Bllly Lynn is sharply aware of working both within and against the narrative limits of the war novel in an era saturated with war as entertainment. Taking as his main story the meta-narrative of the Iraq war’s myth-making and reception, Fountain recycles the tired gestures of the Vietnam novel (the fractured prose, the madness, the disorientation and disillusionment) on homeland turf: but here, it seems, they have lost whatever power they had to prick the public conscience. They have become part of the problem, just another set of clichés through which the soldiers’ experience is owned. As Billy comes to realise about his fellow Americans, ‘his reality is their reality’s bitch.’ Finishing Fountain’s book I felt something I didn’t reading Powers’: anger. Buoying the novel, however, is the characters’ constant and very funny banter, which carries more life force than all the elegiac weight of Powers’ writing. Of course, there are more picaresque humiliations for them to endure before the game ends. Of course, the movie deal is doomed. Of course, it is unlikely Billy will see his cheerleader again.

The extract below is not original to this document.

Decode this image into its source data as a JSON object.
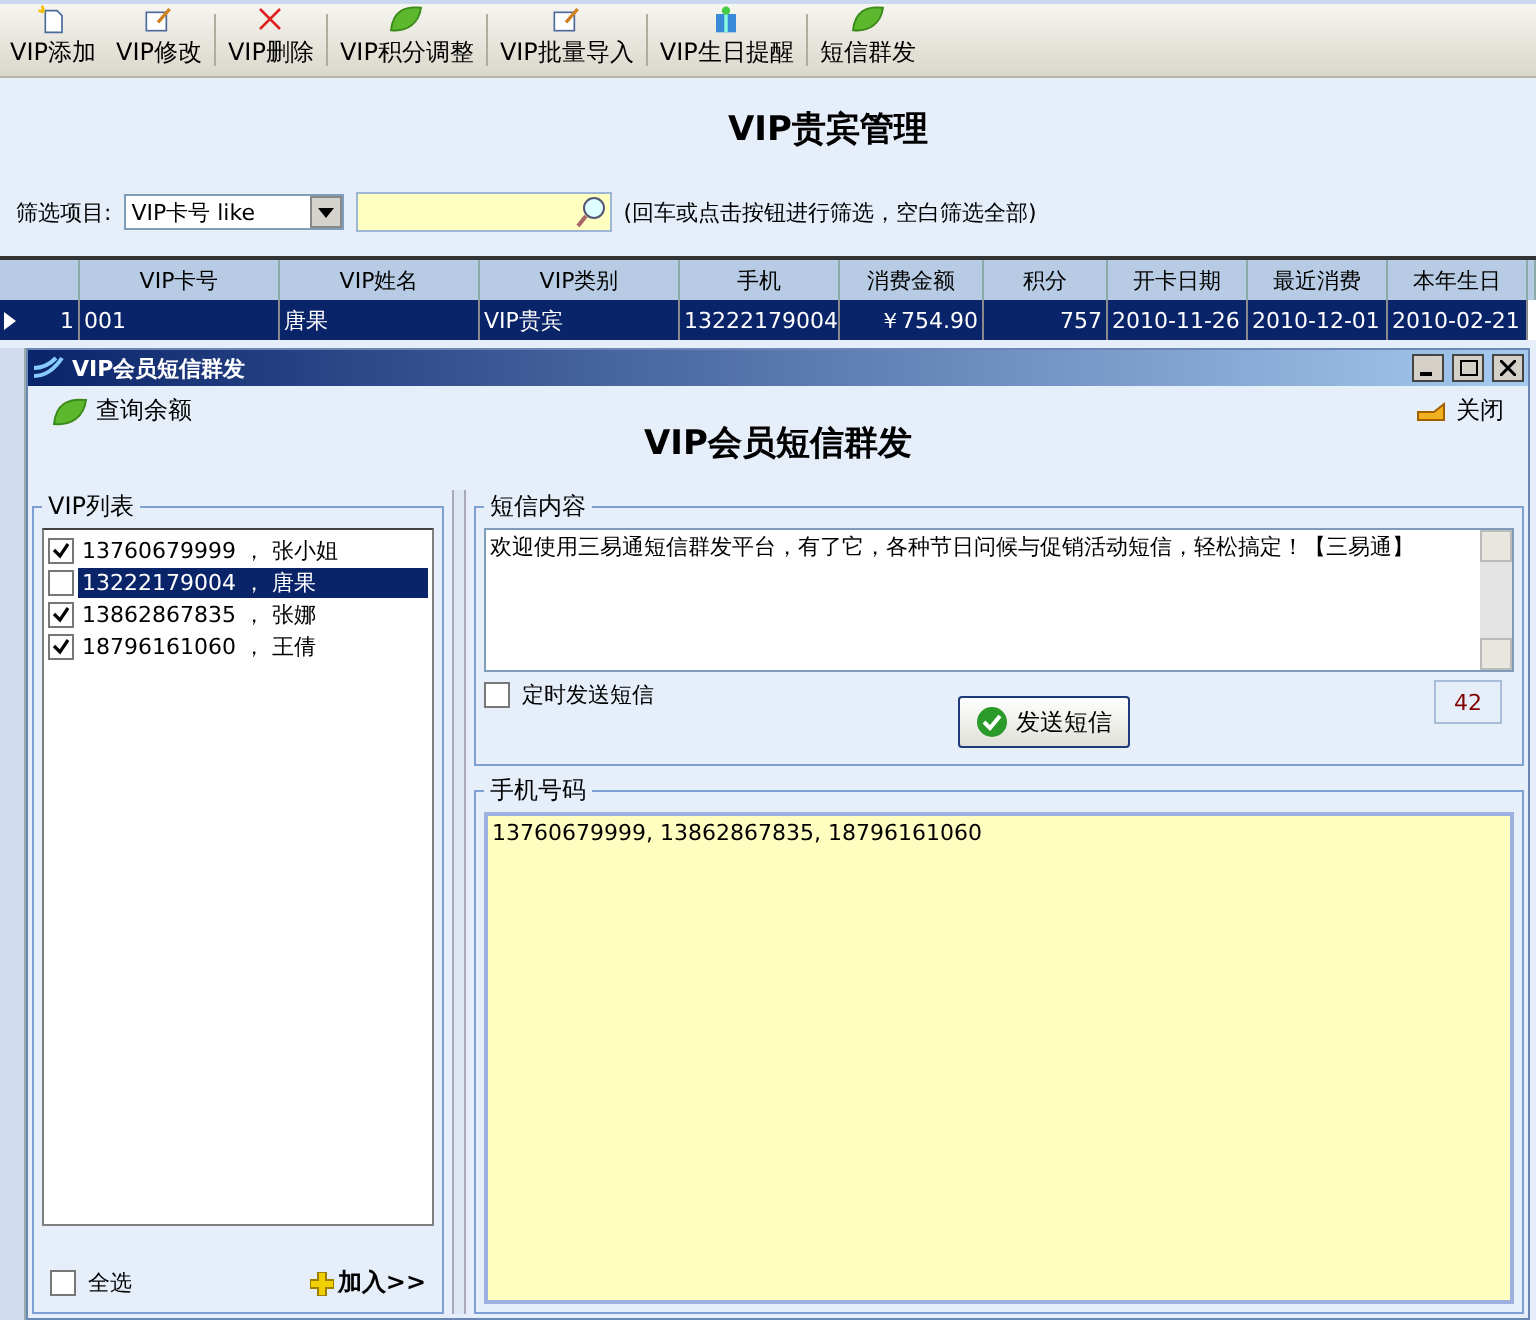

Is Billy Lynn, then, the great novel of the ‘War on Terror’? Not quite, for all its brilliance. To my mind that book, at least so far, is Lorrie Moore’s A Gate at the Stairs (2009): this counterintuitive masterpiece masquerades as a girl’s coming-of-age novel, and has only one strand dealing with Afghanistan (its heroine’s brother dies there), but it manages to make devastating connections between the war and America’s adoption industry, with its inhuman regulations and virtual selling of children. It is not so much of a stretch, perhaps, for a country of such careless people to shanghai its Vinnie Tuivagas and Lydia Qeranius. Though, as a reader, I am waiting for the novelist with a Dickensian anger at their heart, an Aravind Adiga or Lloyd Jones say, to tell the invisible army’s stories.
Taken together, Powers’ and Fountain’s novels make one wonder how, war after war, America can still remain so addicted to novels and films about the disillusionment of its callow young soldiers. At what point does shock turn into comforting repetition? This is something Billy Lynn also dares to broach: ‘The war is fucked? Well, duh … They hate our freedoms? Yo, they hate our actual guts! Billy suspects his fellow Americans secretly know better, but something in the land is stuck on teenage drama, on extravagant theatrics of ravaged innocence and soothing mud wallows of self-justifying pity.’ Or, as Susan Sontag put it more succinctly, not long after September 11: ‘Americans are always talking about losing their innocence, but then they always get it back again.’
David Shields, Reality Hunger: A manifesto (Hamish Hamilton, 2010).
Sarah Stillman, ‘The invisible army,’ The New Yorker (6 June 2011).
Gary Younge, ‘The risk taker,’ Guardian (19 January 2002).